Skip to main content

You make this possible. Support our independent, nonprofit newsroom today.

Give Now

Labor Day Fire Storm Destroys Homes, Burns Thousands Of Acres Across The Northwest

caption: Firefighters work a fast-moving fire Sept. 7, 2020, that started in Spokane County and moved to Whitman County, destroying much of the town of Malden.
Enlarge Icon
Firefighters work a fast-moving fire Sept. 7, 2020, that started in Spokane County and moved to Whitman County, destroying much of the town of Malden.
Spokane County Fire District 8

Labor Day 2020 lived up to its name if you’re a firefighter. It was a day that set up for numerous fires in central and eastern Washington that have burned tens of thousands of acres, and possibly many more.

At least 80 fires started in Washington in what officials call a historic fire event.

The Whitman County town of Malden, population about 200 people, was largely destroyed from a fast-moving fire.

The fire was at the Malden city limits about 1:30 p.m. Monday. An hour later, the entire town was engulfed, according to Whitman County Sheriff Brett Myers.

“And when you have winds blowing 45 to 50 mile-an-hour and you have dry timber, dry grass everywhere, and a fire that’s consuming almost everything in its path … It’s definitely a scary situation,” Myers told the public media Northwest News Network Monday night.

Cold Springs Fire

Additionally, multiple large fires across Okanogan, Douglas and Chelan counties prompted hundreds of evacuations.

The fires started spreading across the state in the early morning, and kept running. The Cold Springs Fire burning in Okanogan and Douglas counties ran an estimated 60 miles north to south in just about 20 hours.

“In my 34-year fire-management career, I haven’t seen anything like that,” said Russ Lane, a fire manager with the Washington State Department of Natural Resources. “Really our actions are limited to keeping people out of harm’s way and working the edges of the fire as best we can.” Lane says Monday was a “frustrating day” for firefighters who have had little air support. Planes and helicopters have been grounded because of the strong gusts, blowing smoke and sand.

"I'm sick, the amount of new fires today is unreal. Early estimates figure 288K acres burned today across the state," Washington state fire meteorologist Josh Clark said on Twitter Monday night. "Numerous homes and property destroyed, 30K+ without power.Every one of these was 100% human-caused and therefore 100% preventable."

The impact of the Cold Springs Fire on the towns of Bridgeport and Mansfield was still being assessed late Monday night.
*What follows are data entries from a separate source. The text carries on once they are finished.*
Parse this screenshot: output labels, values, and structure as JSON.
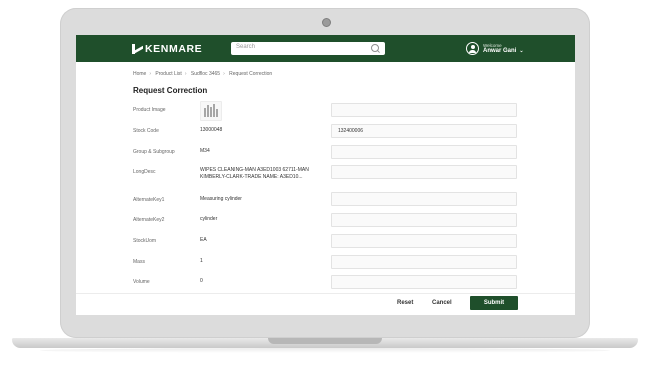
{
  "header": {
    "brand": "KENMARE",
    "search_placeholder": "Search",
    "welcome": "Welcome",
    "user_name": "Anwar Gani"
  },
  "breadcrumb": [
    "Home",
    "Product List",
    "Sudfloc 3465",
    "Request Correction"
  ],
  "page_title": "Request Correction",
  "fields": [
    {
      "label": "Product Image",
      "value": "",
      "edit_value": ""
    },
    {
      "label": "Stock Code",
      "value": "13000048",
      "edit_value": "132400006"
    },
    {
      "label": "Group & Subgroup",
      "value": "M34",
      "edit_value": ""
    },
    {
      "label": "LongDesc",
      "value": "WIPES CLEANING-MAN A3ED1003 62711-MAN KIMBERLY-CLARK-TRADE NAME: A3ED10...",
      "edit_value": ""
    },
    {
      "label": "AlternateKey1",
      "value": "Measuring cylinder",
      "edit_value": ""
    },
    {
      "label": "AlternateKey2",
      "value": "cylinder",
      "edit_value": ""
    },
    {
      "label": "StockUom",
      "value": "EA",
      "edit_value": ""
    },
    {
      "label": "Mass",
      "value": "1",
      "edit_value": ""
    },
    {
      "label": "Volume",
      "value": "0",
      "edit_value": ""
    }
  ],
  "actions": {
    "reset": "Reset",
    "cancel": "Cancel",
    "submit": "Submit"
  },
  "colors": {
    "brand_green": "#1f4f2b"
  }
}
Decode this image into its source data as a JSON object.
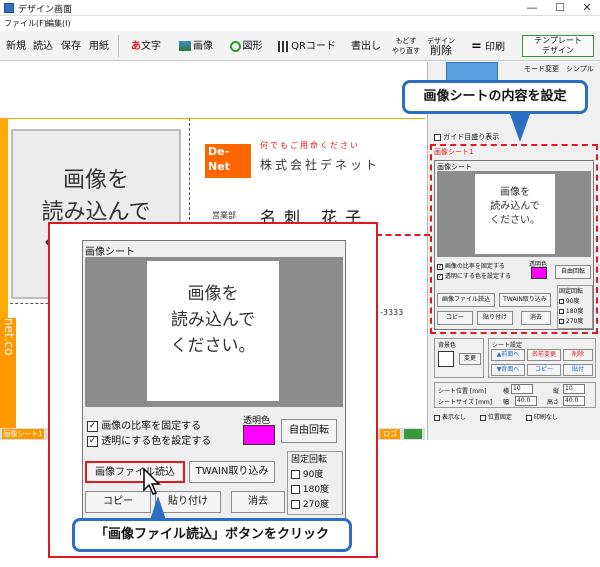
{
  "window": {
    "title": "デザイン画面",
    "minimize": "—",
    "maximize": "☐",
    "close": "✕"
  },
  "menu": [
    "ファイル(F)",
    "編集(I)"
  ],
  "toolbar": {
    "new": "新規",
    "load": "読込",
    "save": "保存",
    "paper": "用紙",
    "text": "文字",
    "text_glyph": "あ",
    "image": "画像",
    "shape": "図形",
    "qr": "QRコード",
    "write": "書出し",
    "undo_line1": "もどす",
    "undo_line2": "やり直す",
    "delete_line1": "デザイン",
    "delete_line2": "削除",
    "print": "印刷",
    "template_line1": "テンプレート",
    "template_line2": "デザイン"
  },
  "side_top": {
    "mode_label": "モード変更",
    "simple_label": "シンプル",
    "guide_label": "ガイド目盛り表示"
  },
  "card": {
    "tagline": "何でもご用命ください",
    "company": "株式会社デネット",
    "dept": "営業部",
    "name": "名刺 花子",
    "logo_top": "De-",
    "logo_bottom": "Net",
    "logo_small": "ON THE",
    "phone_suffix": "-3333",
    "vertical_url": "net.co"
  },
  "image_placeholder": "画像を\n読み込んで\nください。",
  "image_placeholder_small": "画像を\n読み込んで\nください。",
  "callout_top": "画像シートの内容を設定",
  "callout_bottom": "「画像ファイル読込」ボタンをクリック",
  "sheet_small": {
    "sheet_label": "画像シート1",
    "group_label": "画像シート",
    "fix_ratio": "画像の比率を固定する",
    "transparent": "透明にする色を設定する",
    "trans_color": "透明色",
    "free_rotate": "自由回転",
    "load_file": "画像ファイル読込",
    "twain": "TWAIN取り込み",
    "copy": "コピー",
    "paste": "貼り付け",
    "erase": "消去",
    "fixed_rotate": "固定回転",
    "deg90": "90度",
    "deg180": "180度",
    "deg270": "270度"
  },
  "sheet_zoom": {
    "group_label": "画像シート",
    "fix_ratio": "画像の比率を固定する",
    "transparent": "透明にする色を設定する",
    "trans_color": "透明色",
    "free_rotate": "自由回転",
    "load_file": "画像ファイル読込",
    "twain": "TWAIN取り込み",
    "copy": "コピー",
    "paste": "貼り付け",
    "erase": "消去",
    "fixed_rotate": "固定回転",
    "deg90": "90度",
    "deg180": "180度",
    "deg270": "270度"
  },
  "bg_panel": {
    "bg_label": "背景色",
    "change": "変更",
    "sheet_settings": "シート設定",
    "front": "▲前面へ",
    "rename": "名前変更",
    "delete": "削除",
    "back": "▼背面へ",
    "copy": "コピー",
    "paste": "貼付",
    "pos_label": "シート位置 [mm]",
    "horiz": "横",
    "vert": "縦",
    "pos_x": "10",
    "pos_y": "10",
    "size_label": "シートサイズ [mm]",
    "width": "幅",
    "height": "高さ",
    "w_val": "40.0",
    "h_val": "40.0",
    "hidden": "表示なし",
    "fix_pos": "位置固定",
    "no_print": "印刷なし"
  },
  "status": {
    "sheet_tab": "画像シート1",
    "right_tag": "ロゴ"
  },
  "colors": {
    "accent_red": "#e0191e",
    "callout_blue": "#2a6fc4",
    "magenta": "#ff00ff",
    "logo_orange": "#ff6600"
  }
}
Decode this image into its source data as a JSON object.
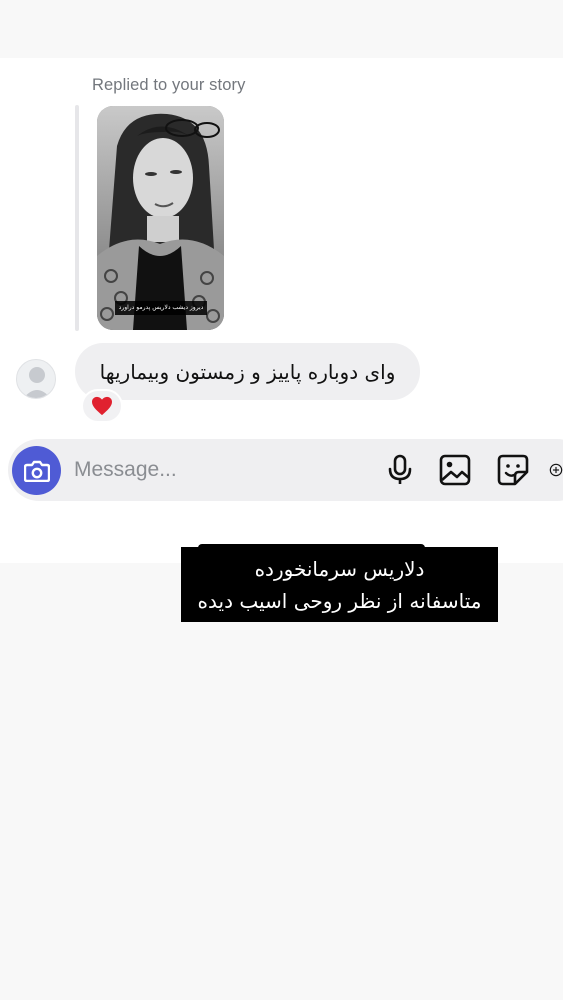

Both towns faced Level 3 “Get Out Now” evacuations on Monday.

Perfect Storm

It was the perfect storm of conditions – and not in a good way.

First, it’s been extremely dry in the past month. All those fuels have been ready to burn for weeks. Second, the recent above-average temperatures primed the pump. Then on Labor Day came strong winds out of the north that ensured any current fires or new starts would take off fast. And that is exactly what happened.

These are the kinds of conditions that made 2014 and the Carlton Complex and 2015 for the Chelan and Okanogan Complex fires so bad.

To cap things now, the Evans Canyon Fire in central Washington was already stretching fire resources statewide heading into the weekend – having burned nearly 75,000 acres in less than a week, with nearly 800 personnel assigned to the fire ahead of the Labor Day weekend. The past several weeks have seen numerous massive fires not just in Washington, but across the West, especially California.

In response, the fire preparedness level for the Northwest was raised to a level 5 – the highest possible level.

Washington Gov. Jay Inslee declared a statewide emergency Aug. 19 due to critical fire danger, activating National Guard resources.

This is a developing story and will be updated.

Why you can trust KUOW